This was one of the first large woodworking projects I did and I really love how it turned out!
I made this table with my dad when I was in college. The process took a long time since we could usually only find one Saturday per month to work on it together.
Plans and lumber
I wanted to be able to fit four people on each long side and one person at each short side. I wanted to allow for around 20” per place setting so I planned to make it 72” by 42”. It’s a terrible feeling to knock your knees against the apron so I made sure it was ____ inches from the ground and ____ inches from the top of a typical seat.
As far as materials, it’s solid cherry with walnut inlays in the corners.
I wanted the legs to be removable so I designed them to bolt to a diagonal board that runs from one apron to another.
Legs with taper
I started with the legs because it seemed like a good way to get my feet wet (or at least my legs glued).
After gluing four boards to each other I used the bandsaw to square them off. Then I cut a taper in the legs to give them a little style.
Table top joinery
Since the boards are 96” long (is that right?), if the edges aren’t parallel and straight gaps will form in the joinery. So I started off by using the jointer to square one edge of every board in the table top. Once I knew one edge was straight, I ripped the other edge on the table saw by putting the straight edge against the fence. Just to make sure everything was going to work, I dry fit it all together.
Now for the yummiest part: biscuits and gravy.
The edge-to-edge joints in the table top use biscuits but the apron’s butt joint uses dowels.
In order to get the inlay routed consistently I made a jig with a channel for the router to slide in while plunged. The jig aligned to the table using guides on the bottom.
Home again, home again, jiggity-jig!
After routing, I fit the walnut by shaving off tiny slices on the table saw until it fit with a little encouragement.

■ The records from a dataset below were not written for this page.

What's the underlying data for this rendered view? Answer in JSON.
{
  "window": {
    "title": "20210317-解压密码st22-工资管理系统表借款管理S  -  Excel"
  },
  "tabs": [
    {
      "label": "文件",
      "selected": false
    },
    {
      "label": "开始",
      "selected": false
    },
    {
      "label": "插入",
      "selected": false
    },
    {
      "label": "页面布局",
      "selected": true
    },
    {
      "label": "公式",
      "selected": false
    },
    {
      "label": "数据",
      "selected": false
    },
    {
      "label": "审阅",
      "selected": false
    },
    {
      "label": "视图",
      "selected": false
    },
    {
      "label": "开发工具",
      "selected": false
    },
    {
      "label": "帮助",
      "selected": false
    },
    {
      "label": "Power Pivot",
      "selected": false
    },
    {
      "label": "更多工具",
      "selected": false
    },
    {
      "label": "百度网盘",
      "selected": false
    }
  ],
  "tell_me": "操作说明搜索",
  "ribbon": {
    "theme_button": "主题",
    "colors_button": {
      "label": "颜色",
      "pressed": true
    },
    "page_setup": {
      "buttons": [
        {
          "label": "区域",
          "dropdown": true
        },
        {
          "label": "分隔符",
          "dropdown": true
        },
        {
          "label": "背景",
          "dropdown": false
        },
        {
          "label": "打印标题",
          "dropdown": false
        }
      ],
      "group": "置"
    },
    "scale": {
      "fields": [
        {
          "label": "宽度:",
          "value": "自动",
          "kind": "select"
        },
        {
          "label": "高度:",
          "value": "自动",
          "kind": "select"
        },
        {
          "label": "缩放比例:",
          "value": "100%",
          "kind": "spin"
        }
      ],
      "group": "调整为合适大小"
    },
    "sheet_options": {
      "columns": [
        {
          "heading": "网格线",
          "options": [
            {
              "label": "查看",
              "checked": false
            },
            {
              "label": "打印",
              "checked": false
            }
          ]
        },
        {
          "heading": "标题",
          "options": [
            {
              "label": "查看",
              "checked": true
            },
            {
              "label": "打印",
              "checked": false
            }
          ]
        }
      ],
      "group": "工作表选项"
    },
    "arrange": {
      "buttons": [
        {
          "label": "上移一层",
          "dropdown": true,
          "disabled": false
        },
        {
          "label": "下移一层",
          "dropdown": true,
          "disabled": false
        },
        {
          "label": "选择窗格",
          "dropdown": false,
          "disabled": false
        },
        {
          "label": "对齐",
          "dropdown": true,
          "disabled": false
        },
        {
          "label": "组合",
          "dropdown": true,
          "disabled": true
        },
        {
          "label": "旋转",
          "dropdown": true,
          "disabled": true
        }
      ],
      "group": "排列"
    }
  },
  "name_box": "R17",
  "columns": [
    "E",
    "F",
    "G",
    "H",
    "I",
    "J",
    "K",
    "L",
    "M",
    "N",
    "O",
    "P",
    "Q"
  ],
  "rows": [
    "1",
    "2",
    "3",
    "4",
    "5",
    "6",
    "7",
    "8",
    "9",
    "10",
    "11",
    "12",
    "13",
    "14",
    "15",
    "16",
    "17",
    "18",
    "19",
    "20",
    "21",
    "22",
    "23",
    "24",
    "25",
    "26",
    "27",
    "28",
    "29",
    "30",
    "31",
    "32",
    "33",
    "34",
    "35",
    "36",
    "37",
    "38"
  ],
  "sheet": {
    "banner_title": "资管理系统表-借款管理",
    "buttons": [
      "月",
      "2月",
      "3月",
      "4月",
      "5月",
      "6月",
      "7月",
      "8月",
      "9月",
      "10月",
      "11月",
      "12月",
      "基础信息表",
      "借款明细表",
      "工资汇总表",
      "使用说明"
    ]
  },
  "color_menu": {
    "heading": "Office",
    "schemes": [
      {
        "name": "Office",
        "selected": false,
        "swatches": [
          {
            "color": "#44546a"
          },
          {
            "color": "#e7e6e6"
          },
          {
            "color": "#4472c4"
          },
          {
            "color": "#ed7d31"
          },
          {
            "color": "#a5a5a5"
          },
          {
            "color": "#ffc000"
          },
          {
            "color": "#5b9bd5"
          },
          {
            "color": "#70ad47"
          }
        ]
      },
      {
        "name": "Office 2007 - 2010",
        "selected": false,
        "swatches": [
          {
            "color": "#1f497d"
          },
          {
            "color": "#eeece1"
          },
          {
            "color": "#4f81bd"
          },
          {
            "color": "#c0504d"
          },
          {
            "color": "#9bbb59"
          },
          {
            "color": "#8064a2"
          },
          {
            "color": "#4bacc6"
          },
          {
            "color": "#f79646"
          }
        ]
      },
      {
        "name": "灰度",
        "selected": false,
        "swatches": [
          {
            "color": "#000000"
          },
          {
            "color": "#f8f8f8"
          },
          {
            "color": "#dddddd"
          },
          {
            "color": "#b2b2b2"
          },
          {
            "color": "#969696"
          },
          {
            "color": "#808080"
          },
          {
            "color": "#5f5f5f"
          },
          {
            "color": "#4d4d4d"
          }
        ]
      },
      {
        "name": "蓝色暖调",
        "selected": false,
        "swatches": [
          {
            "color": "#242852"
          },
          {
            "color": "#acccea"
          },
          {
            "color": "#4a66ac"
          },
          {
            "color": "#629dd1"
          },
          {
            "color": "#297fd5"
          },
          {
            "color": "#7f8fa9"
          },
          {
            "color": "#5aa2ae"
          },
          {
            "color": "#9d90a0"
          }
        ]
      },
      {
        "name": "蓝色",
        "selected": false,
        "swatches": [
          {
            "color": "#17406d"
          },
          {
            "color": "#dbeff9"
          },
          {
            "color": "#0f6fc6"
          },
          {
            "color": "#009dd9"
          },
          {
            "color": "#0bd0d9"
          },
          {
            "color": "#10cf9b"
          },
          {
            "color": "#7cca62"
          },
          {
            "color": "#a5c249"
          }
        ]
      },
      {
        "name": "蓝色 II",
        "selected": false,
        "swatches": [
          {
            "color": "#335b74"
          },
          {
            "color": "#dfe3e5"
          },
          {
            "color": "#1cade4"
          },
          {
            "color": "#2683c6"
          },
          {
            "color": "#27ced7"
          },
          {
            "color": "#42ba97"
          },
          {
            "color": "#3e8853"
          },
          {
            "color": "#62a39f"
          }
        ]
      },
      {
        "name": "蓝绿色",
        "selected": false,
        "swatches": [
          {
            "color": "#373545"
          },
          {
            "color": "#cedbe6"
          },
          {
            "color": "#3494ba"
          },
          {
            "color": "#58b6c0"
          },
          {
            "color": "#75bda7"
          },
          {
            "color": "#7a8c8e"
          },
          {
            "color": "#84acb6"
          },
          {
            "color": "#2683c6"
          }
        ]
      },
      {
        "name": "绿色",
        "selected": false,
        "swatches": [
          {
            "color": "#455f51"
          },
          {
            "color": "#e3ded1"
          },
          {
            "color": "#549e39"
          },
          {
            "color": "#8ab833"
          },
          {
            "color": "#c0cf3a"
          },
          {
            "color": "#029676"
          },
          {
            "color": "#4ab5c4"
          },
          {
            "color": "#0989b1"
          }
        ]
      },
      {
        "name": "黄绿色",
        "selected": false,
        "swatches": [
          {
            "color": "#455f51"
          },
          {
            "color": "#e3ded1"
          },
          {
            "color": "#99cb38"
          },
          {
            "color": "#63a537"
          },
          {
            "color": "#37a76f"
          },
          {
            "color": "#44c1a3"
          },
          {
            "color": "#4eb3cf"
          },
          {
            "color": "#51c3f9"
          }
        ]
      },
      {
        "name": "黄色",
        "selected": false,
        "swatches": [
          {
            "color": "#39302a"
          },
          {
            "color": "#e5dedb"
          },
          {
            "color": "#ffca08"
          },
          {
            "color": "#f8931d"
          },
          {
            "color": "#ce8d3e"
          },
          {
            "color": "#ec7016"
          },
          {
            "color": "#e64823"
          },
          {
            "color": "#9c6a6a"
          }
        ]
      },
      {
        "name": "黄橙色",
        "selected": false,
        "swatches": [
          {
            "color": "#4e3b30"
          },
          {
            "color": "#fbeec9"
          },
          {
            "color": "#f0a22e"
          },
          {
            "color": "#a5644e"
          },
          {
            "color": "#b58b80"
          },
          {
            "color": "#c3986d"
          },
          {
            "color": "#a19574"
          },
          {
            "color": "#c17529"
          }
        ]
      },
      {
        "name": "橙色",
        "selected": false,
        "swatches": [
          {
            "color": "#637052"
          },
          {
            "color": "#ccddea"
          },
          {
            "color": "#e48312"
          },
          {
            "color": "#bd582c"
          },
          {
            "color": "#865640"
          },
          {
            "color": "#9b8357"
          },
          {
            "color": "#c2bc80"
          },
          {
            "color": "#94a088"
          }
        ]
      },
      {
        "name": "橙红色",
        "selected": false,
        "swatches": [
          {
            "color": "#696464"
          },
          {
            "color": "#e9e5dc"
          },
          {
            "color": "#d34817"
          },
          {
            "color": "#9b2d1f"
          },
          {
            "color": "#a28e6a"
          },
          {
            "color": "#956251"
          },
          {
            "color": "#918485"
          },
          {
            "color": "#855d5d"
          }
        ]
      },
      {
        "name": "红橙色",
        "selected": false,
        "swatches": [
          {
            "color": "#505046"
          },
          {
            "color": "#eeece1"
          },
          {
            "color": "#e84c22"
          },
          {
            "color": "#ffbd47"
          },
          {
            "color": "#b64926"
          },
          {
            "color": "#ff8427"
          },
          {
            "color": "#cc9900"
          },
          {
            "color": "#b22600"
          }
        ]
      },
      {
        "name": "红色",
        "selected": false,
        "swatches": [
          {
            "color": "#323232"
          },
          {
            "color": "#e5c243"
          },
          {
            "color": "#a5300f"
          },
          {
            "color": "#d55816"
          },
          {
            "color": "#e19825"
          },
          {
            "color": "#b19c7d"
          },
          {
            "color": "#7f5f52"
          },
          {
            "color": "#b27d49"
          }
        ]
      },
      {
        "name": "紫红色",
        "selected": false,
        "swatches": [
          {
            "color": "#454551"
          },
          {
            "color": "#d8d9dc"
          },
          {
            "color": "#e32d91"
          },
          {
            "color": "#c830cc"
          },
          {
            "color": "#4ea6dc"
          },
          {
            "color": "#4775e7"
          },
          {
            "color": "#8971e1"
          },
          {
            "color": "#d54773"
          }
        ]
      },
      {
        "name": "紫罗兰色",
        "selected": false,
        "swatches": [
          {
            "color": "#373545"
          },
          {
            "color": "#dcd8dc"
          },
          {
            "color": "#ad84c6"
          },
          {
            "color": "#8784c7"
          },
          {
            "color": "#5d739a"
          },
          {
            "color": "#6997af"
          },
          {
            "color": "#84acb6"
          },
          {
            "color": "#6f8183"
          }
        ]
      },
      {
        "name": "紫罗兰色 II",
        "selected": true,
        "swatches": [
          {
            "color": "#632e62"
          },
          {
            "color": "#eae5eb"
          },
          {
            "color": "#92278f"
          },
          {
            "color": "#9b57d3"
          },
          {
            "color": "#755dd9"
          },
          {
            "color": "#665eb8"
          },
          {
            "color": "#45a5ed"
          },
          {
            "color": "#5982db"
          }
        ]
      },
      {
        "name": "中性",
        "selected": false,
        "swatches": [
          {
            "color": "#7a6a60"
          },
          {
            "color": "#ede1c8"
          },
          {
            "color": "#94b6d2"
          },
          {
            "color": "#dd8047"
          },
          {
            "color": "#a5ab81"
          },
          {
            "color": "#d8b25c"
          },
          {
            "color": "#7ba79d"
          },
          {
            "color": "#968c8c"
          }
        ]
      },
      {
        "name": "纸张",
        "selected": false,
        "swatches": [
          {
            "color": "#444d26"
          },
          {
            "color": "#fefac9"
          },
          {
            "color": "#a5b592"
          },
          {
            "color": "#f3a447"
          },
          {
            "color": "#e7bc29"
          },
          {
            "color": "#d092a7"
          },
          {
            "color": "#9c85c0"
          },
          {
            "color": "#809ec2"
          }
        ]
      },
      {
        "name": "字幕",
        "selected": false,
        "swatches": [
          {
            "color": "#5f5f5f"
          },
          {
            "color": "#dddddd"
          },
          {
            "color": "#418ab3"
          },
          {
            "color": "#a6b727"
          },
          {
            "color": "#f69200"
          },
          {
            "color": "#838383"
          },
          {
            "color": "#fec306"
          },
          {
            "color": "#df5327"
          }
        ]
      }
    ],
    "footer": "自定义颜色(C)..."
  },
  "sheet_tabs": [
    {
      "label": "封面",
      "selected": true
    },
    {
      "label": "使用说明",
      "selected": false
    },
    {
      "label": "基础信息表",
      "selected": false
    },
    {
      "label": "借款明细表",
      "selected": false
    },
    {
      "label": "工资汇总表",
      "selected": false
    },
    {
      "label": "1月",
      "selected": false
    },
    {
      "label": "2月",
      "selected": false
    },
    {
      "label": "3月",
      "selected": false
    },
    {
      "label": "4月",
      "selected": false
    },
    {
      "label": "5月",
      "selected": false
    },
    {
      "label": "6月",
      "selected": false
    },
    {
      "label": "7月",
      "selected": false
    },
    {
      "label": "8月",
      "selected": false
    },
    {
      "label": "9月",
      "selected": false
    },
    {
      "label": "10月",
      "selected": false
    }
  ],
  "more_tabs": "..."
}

I didn’t want to stain this beautiful cherry wood so I just finished it with linseed oil to bring out its grain and color. I also applied a few coats of polyurethane to seal it and protect it from damage.
What do vegan zombies eat? Graaaaains.
One of the days my dad and I went to the stop we found that the Saw Stop had been triggered by someone trying to cut wet wood. That thing is no joke!
After making all of that saw dust, it feels nice to have made something much more useful.
And look, you can even eat at it!